Wow. We all knew that new Green Bay Packers defensive lineman Anthony Hargrove was a member of the New Orleans Saints during the time when the NFL says the Saints' well-discussed bounty program was in place. But I'm not sure any of us expected Hargrove to receive the second-harshest penalty among Saints players as a result of the investigation.
But that's the upshot of Hargrove's eight-game suspension, announced Wednesday by the NFL. Only linebacker Jonathan Vilma, whom the NFL says put up a $10,000 bounty on Minnesota Vikings quarterback Brett Favre in the 2009 NFC Championship Game, received a longer suspension. Let me pass along two bits of information for you to digest before we start getting into analysis and implications.

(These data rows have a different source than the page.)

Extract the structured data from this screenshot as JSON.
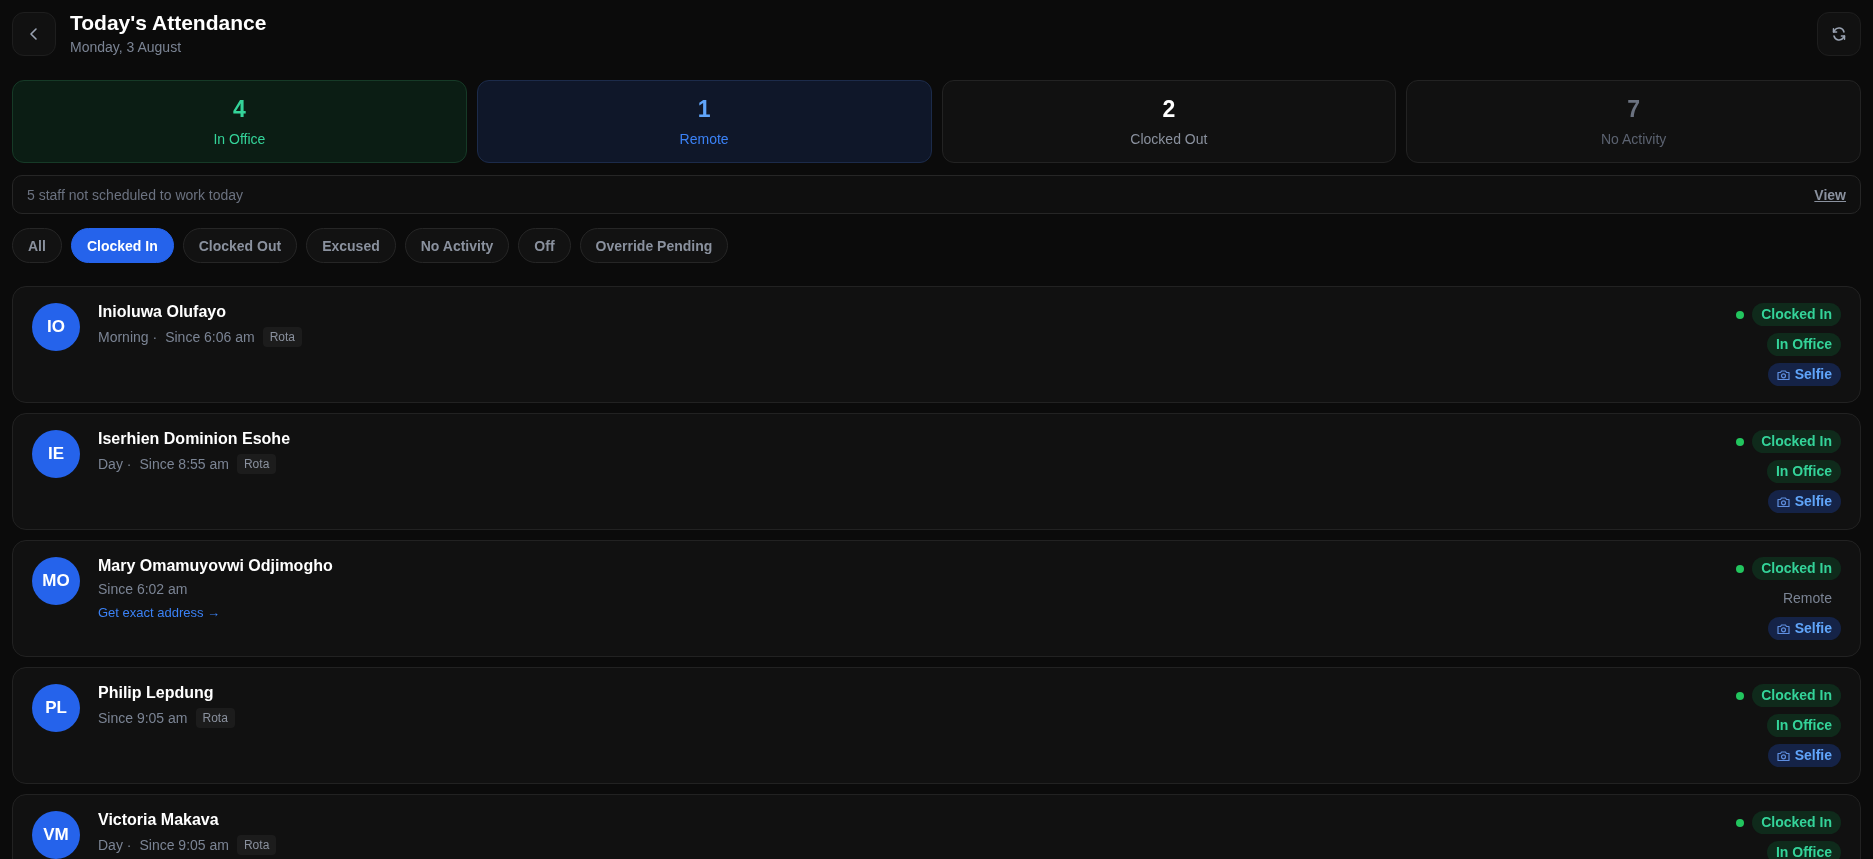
{
  "header": {
    "title": "Today's Attendance",
    "date": "Monday, 3 August"
  },
  "stats": [
    {
      "value": "4",
      "label": "In Office",
      "kind": "green"
    },
    {
      "value": "1",
      "label": "Remote",
      "kind": "blue"
    },
    {
      "value": "2",
      "label": "Clocked Out",
      "kind": "white"
    },
    {
      "value": "7",
      "label": "No Activity",
      "kind": "gray"
    }
  ],
  "notice": {
    "text": "5 staff not scheduled to work today",
    "link": "View"
  },
  "filters": [
    {
      "label": "All",
      "selected": false
    },
    {
      "label": "Clocked In",
      "selected": true
    },
    {
      "label": "Clocked Out",
      "selected": false
    },
    {
      "label": "Excused",
      "selected": false
    },
    {
      "label": "No Activity",
      "selected": false
    },
    {
      "label": "Off",
      "selected": false
    },
    {
      "label": "Override Pending",
      "selected": false
    }
  ],
  "staff": [
    {
      "initials": "IO",
      "name": "Inioluwa Olufayo",
      "shift": "Morning ·",
      "since": "Since 6:06 am",
      "tag": "Rota",
      "status": "Clocked In",
      "location": {
        "text": "In Office",
        "kind": "office"
      },
      "selfie": "Selfie"
    },
    {
      "initials": "IE",
      "name": "Iserhien Dominion Esohe",
      "shift": "Day ·",
      "since": "Since 8:55 am",
      "tag": "Rota",
      "status": "Clocked In",
      "location": {
        "text": "In Office",
        "kind": "office"
      },
      "selfie": "Selfie"
    },
    {
      "initials": "MO",
      "name": "Mary Omamuyovwi Odjimogho",
      "since": "Since 6:02 am",
      "link": "Get exact address →",
      "status": "Clocked In",
      "location": {
        "text": "Remote",
        "kind": "remote"
      },
      "selfie": "Selfie"
    },
    {
      "initials": "PL",
      "name": "Philip Lepdung",
      "since": "Since 9:05 am",
      "tag": "Rota",
      "status": "Clocked In",
      "location": {
        "text": "In Office",
        "kind": "office"
      },
      "selfie": "Selfie"
    },
    {
      "initials": "VM",
      "name": "Victoria Makava",
      "shift": "Day ·",
      "since": "Since 9:05 am",
      "tag": "Rota",
      "status": "Clocked In",
      "location": {
        "text": "In Office",
        "kind": "office"
      }
    }
  ]
}
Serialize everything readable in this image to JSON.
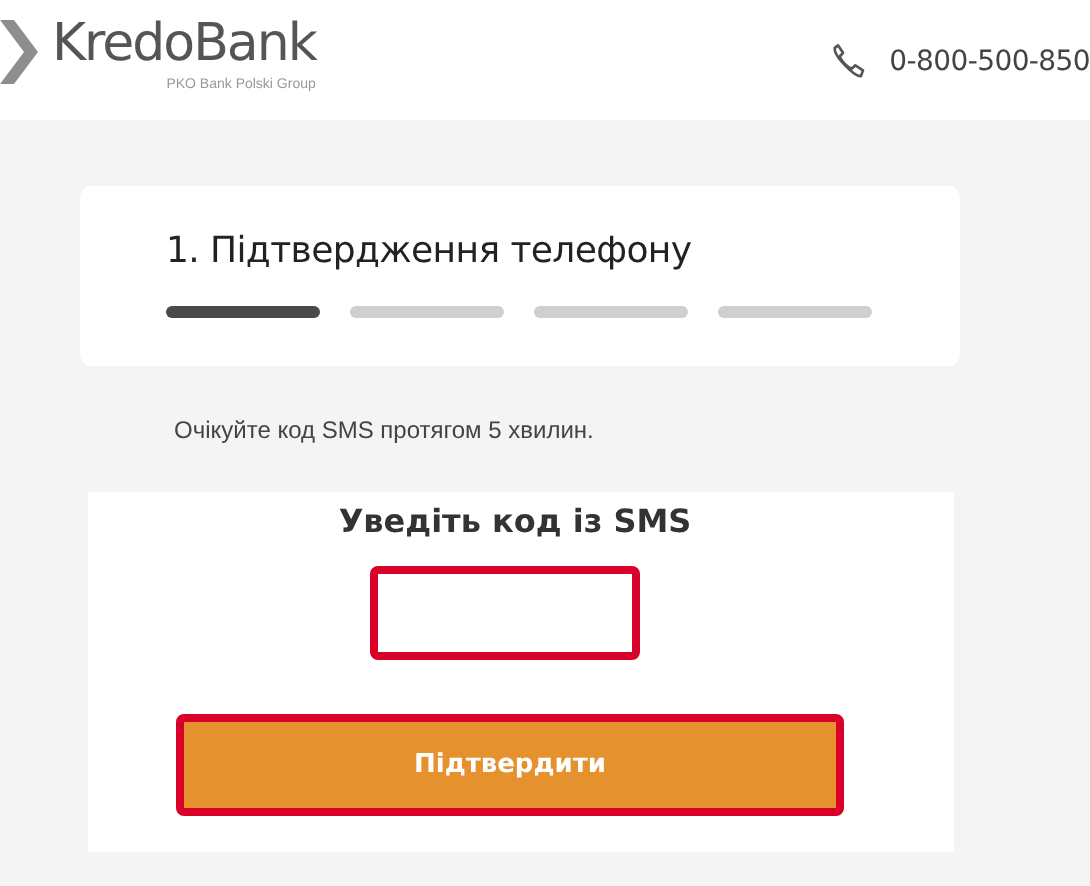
{
  "header": {
    "logo": {
      "name": "KredoBank",
      "tagline": "PKO Bank Polski Group"
    },
    "phone": "0-800-500-850"
  },
  "step_card": {
    "title": "1. Підтвердження телефону",
    "steps": [
      {
        "selected": true
      },
      {
        "selected": false
      },
      {
        "selected": false
      },
      {
        "selected": false
      }
    ]
  },
  "hint": "Очікуйте код SMS протягом 5 хвилин.",
  "code_form": {
    "title": "Уведіть код із SMS",
    "code_field": {
      "invalid": true
    },
    "submit": {
      "label": "Підтвердити",
      "highlighted": true
    }
  }
}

First, here is the full NFL statement on Hargrove's role: "Defensive lineman Anthony Hargrove (now with the Green Bay Packers) is suspended without pay for the first eight games of the 2012 regular season. Hargrove actively participated in the program while a member of the Saints. Hargrove submitted a signed declaration to the league that established not only the existence of the program at the Saints, but also that he knew about and participated in it. The evidence showed that Hargrove told at least one player on another team that Vikings quarterback Brett Favre was a target of a large bounty during the NFC Championship Game in January of 2010. Hargrove also actively obstructed the league’s 2010 investigation into the program by being untruthful to investigators."
In March, Hargrove provided us with an extensive statement about his role, or lack thereof, in the bounty program. I've posted it verbatim below. We'll be back in a bit.
ANTHONY HARGROVE STATEMENT FROM MARCH 2012
"First of all, the purpose of this statement is simply to address the comments that have been made about me in the media. I will not address anything to do with anyone else but myself.
"In regards to the hit I made on Brett Favre that has been talked about: it was one of about five times I got to him and the only one that was late. I agree it was a late hit, but in the heat of the moment I was simply trying to make a play. I can assure you that when I got up, I was thinking two things, one, that I cost my team, and two, that I might have just cost myself some money if the NFL fined me.
"To put things in perspective, I received a game ball for my play that day and yet got fined while receiving nothing and expecting to receive nothing for the play some keep referencing. Kudos to Brett, he even asked me if that was all I had! Gotta love him.
"And in regards to my comments that have been talked about where I say that Favre is done, I readily agree that it sounds bad in retrospect. A lot of things look bad when we look back and realize how they sound. Trust me, I've said much, much worse. Heck, I probably say worse every day.
"But did I personally want Favre INJURED? Absolutely and categorically NO! Did I feel like we, the Saints, had a better chance of being in the Super Bowl with Favre on the sideline? Of course. Would the Patriots and their fans have probably been excited to see Eli [Manning] on the bench with his foot up whispering that he was done [in Super Bowl XLVI]? Would players on the sideline have made comments to that effect? Right or wrong, I'm guessing yes.
"Probably every Saints fan, player and coach got an adrenaline rush when thinking Minnesota might be in trouble. I said what many people were probably thinking, though maybe I said it in a way that sounded a bit too excited. Those who know me best know that I lean toward the animated side a bit. Okay, a lot! It's who God made me. I do regret saying it, though.
"I have made many mistakes in my life and have paid dearly for some of them, and the late hit and the comments were both mistakes, in my opinion. But players all over the league do the same thing every Sunday, make late hits and say stupid things. But I can say with absolute certainty that neither the late hit nor the comment have anything whatsoever to do with the issue being so hotly discussed in the media."